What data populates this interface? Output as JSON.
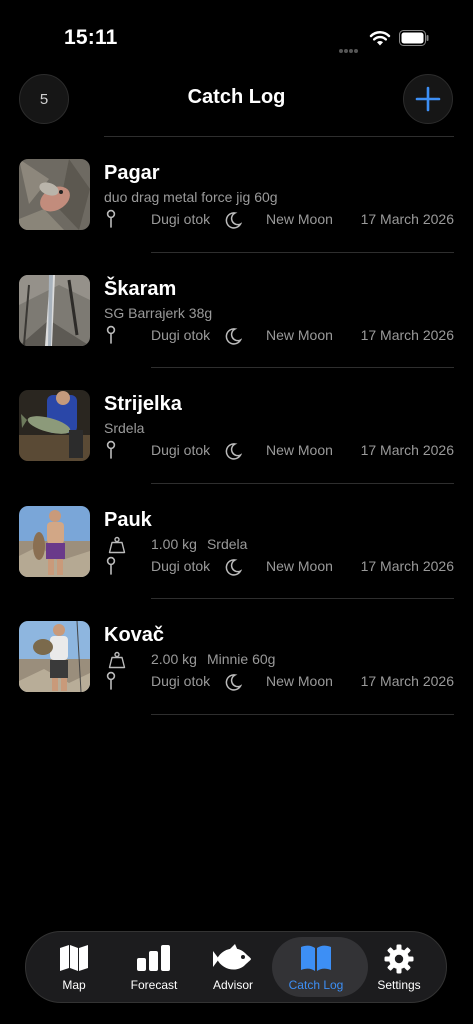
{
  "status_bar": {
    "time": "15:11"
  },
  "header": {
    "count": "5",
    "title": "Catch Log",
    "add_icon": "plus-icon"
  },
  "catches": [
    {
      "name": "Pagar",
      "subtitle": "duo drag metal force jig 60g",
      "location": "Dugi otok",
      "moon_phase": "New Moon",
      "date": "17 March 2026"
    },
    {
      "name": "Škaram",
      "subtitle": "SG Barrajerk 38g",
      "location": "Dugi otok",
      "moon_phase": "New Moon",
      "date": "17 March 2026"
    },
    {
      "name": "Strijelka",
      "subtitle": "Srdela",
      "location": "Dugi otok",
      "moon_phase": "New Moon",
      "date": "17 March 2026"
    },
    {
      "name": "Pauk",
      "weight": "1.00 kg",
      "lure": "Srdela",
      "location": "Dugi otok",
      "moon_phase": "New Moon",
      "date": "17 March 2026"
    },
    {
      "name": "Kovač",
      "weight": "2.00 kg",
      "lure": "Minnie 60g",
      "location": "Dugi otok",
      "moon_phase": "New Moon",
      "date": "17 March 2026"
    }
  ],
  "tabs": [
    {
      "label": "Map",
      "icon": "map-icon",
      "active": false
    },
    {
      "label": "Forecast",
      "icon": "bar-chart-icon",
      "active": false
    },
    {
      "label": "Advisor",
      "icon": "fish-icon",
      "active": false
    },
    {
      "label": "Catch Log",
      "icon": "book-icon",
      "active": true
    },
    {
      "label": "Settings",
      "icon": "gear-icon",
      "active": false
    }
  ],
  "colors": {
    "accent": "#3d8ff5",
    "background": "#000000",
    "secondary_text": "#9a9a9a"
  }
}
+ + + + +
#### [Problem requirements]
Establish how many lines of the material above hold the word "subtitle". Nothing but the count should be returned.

#### [Written response]
3